→ **Problem to work on**
Among the entries below, find all lines that include "summary" and copy them.

→ **Data for the task**
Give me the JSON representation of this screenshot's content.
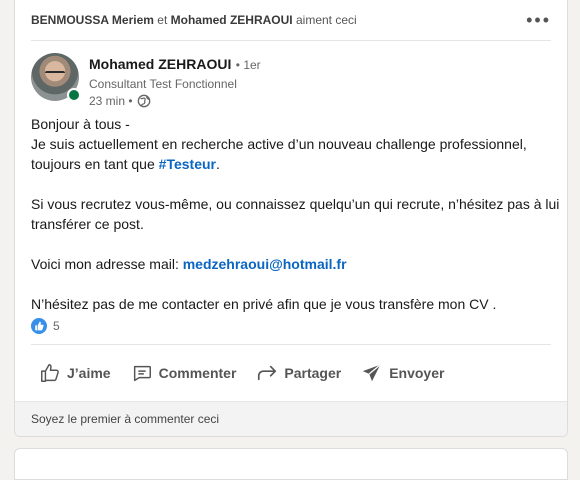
{
  "social": {
    "person1": "BENMOUSSA Meriem",
    "connector": "et",
    "person2": "Mohamed ZEHRAOUI",
    "suffix": "aiment ceci"
  },
  "more_label": "•••",
  "author": {
    "name": "Mohamed ZEHRAOUI",
    "degree": "• 1er",
    "headline": "Consultant Test Fonctionnel",
    "time": "23 min •"
  },
  "post": {
    "line1": "Bonjour à tous -",
    "line2": "Je suis actuellement en recherche active d’un nouveau challenge professionnel,",
    "line3_prefix": "toujours en tant que ",
    "hashtag": "#Testeur",
    "line3_suffix": ".",
    "line4": "Si vous recrutez vous-même, ou connaissez quelqu’un qui recrute, n’hésitez pas à lui",
    "line5": "transférer ce post.",
    "line6_prefix": "Voici mon adresse mail: ",
    "email": "medzehraoui@hotmail.fr",
    "line7": "N’hésitez pas de me contacter en privé afin que je vous transfère mon CV ."
  },
  "reactions": {
    "count": "5"
  },
  "actions": {
    "like": "J’aime",
    "comment": "Commenter",
    "share": "Partager",
    "send": "Envoyer"
  },
  "comments_prompt": "Soyez le premier à commenter ceci",
  "colors": {
    "link": "#0a66c2",
    "presence": "#057642",
    "like": "#378fe9"
  }
}
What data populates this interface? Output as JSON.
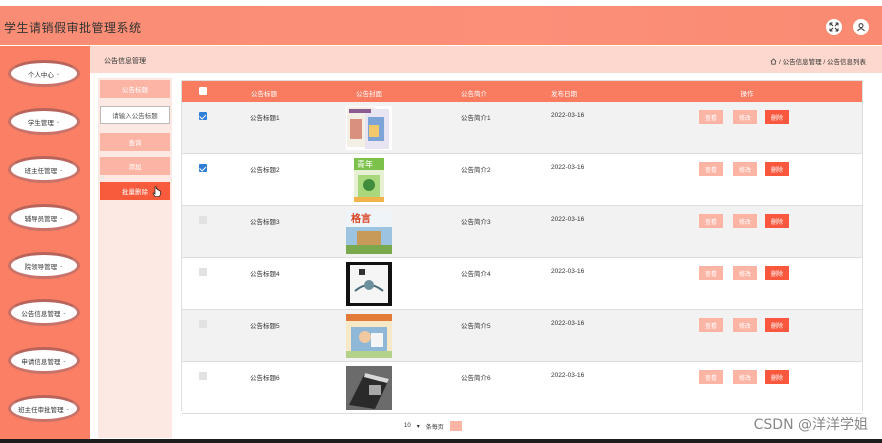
{
  "app": {
    "title": "学生请销假审批管理系统"
  },
  "sidebar": {
    "items": [
      {
        "label": "个人中心"
      },
      {
        "label": "学生管理"
      },
      {
        "label": "班主任管理"
      },
      {
        "label": "辅导员管理"
      },
      {
        "label": "院领导管理"
      },
      {
        "label": "公告信息管理"
      },
      {
        "label": "申请信息管理"
      },
      {
        "label": "班主任审批管理"
      }
    ]
  },
  "breadcrumb": {
    "title": "公告信息管理",
    "path": "/ 公告信息管理 / 公告信息列表"
  },
  "search": {
    "field_label": "公告标题",
    "placeholder": "请输入公告标题",
    "search_label": "查询",
    "add_label": "添加",
    "batch_delete_label": "批量删除"
  },
  "table": {
    "columns": [
      "公告标题",
      "公告封面",
      "公告简介",
      "发布日期",
      "操作"
    ],
    "rows": [
      {
        "checked": true,
        "title": "公告标题1",
        "summary": "公告简介1",
        "date": "2022-03-16"
      },
      {
        "checked": true,
        "title": "公告标题2",
        "summary": "公告简介2",
        "date": "2022-03-16"
      },
      {
        "checked": false,
        "title": "公告标题3",
        "summary": "公告简介3",
        "date": "2022-03-16"
      },
      {
        "checked": false,
        "title": "公告标题4",
        "summary": "公告简介4",
        "date": "2022-03-16"
      },
      {
        "checked": false,
        "title": "公告标题5",
        "summary": "公告简介5",
        "date": "2022-03-16"
      },
      {
        "checked": false,
        "title": "公告标题6",
        "summary": "公告简介6",
        "date": "2022-03-16"
      }
    ],
    "actions": {
      "view": "查看",
      "edit": "修改",
      "delete": "删除"
    },
    "cover_text": {
      "row2": "青年",
      "row3": "格言"
    }
  },
  "pagination": {
    "page_size": "10",
    "page_size_label": "条每页"
  },
  "watermark": "CSDN @洋洋学姐",
  "icons": [
    "expand-icon",
    "user-icon",
    "home-icon",
    "pointer-cursor-icon"
  ],
  "colors": {
    "accent": "#f97b60",
    "danger": "#f9573e",
    "light": "#fcb4a5",
    "sidebar": "#fb7f65"
  }
}
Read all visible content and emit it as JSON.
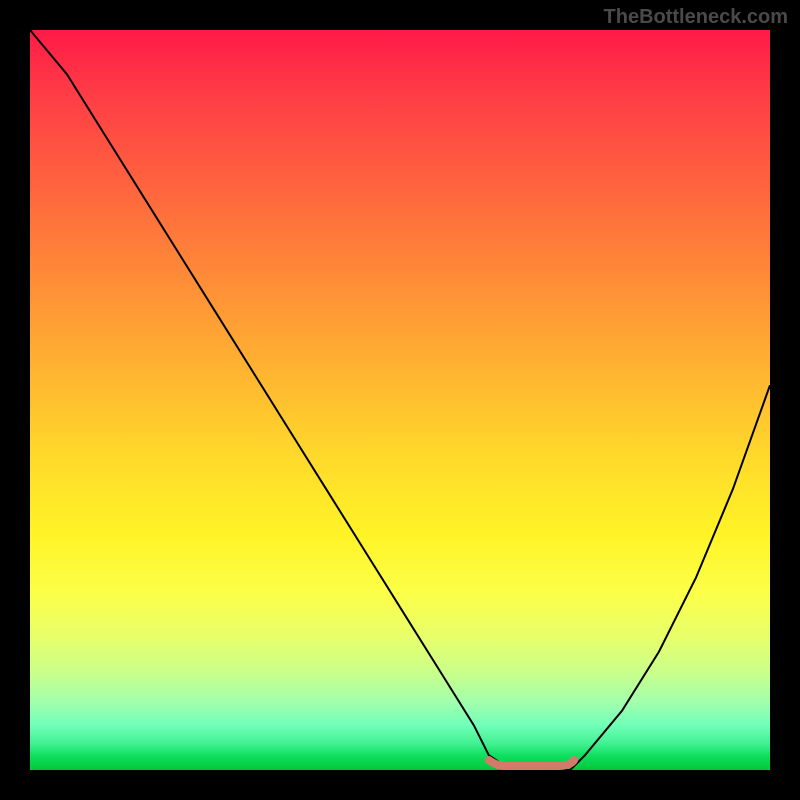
{
  "watermark": "TheBottleneck.com",
  "chart_data": {
    "type": "line",
    "title": "",
    "xlabel": "",
    "ylabel": "",
    "xlim": [
      0,
      100
    ],
    "ylim": [
      0,
      100
    ],
    "background": {
      "type": "vertical_gradient",
      "stops": [
        {
          "pos": 0,
          "color": "#ff1a47"
        },
        {
          "pos": 50,
          "color": "#ffda2b"
        },
        {
          "pos": 80,
          "color": "#fcff48"
        },
        {
          "pos": 100,
          "color": "#00c838"
        }
      ]
    },
    "series": [
      {
        "name": "bottleneck-curve",
        "color": "#000000",
        "x": [
          0,
          5,
          10,
          15,
          20,
          25,
          30,
          35,
          40,
          45,
          50,
          55,
          60,
          62,
          65,
          70,
          73,
          75,
          80,
          85,
          90,
          95,
          100
        ],
        "y": [
          100,
          94,
          86,
          78,
          70,
          62,
          54,
          46,
          38,
          30,
          22,
          14,
          6,
          2,
          0,
          0,
          0,
          2,
          8,
          16,
          26,
          38,
          52
        ]
      }
    ],
    "highlight": {
      "name": "optimal-segment",
      "color": "#d47a6a",
      "x_range": [
        62,
        73
      ],
      "y": 0
    }
  }
}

→ **Finished exercise**
        "summary": "公告简介1",
        "summary": "公告简介2",
        "summary": "公告简介3",
        "summary": "公告简介4",
        "summary": "公告简介5",
        "summary": "公告简介6",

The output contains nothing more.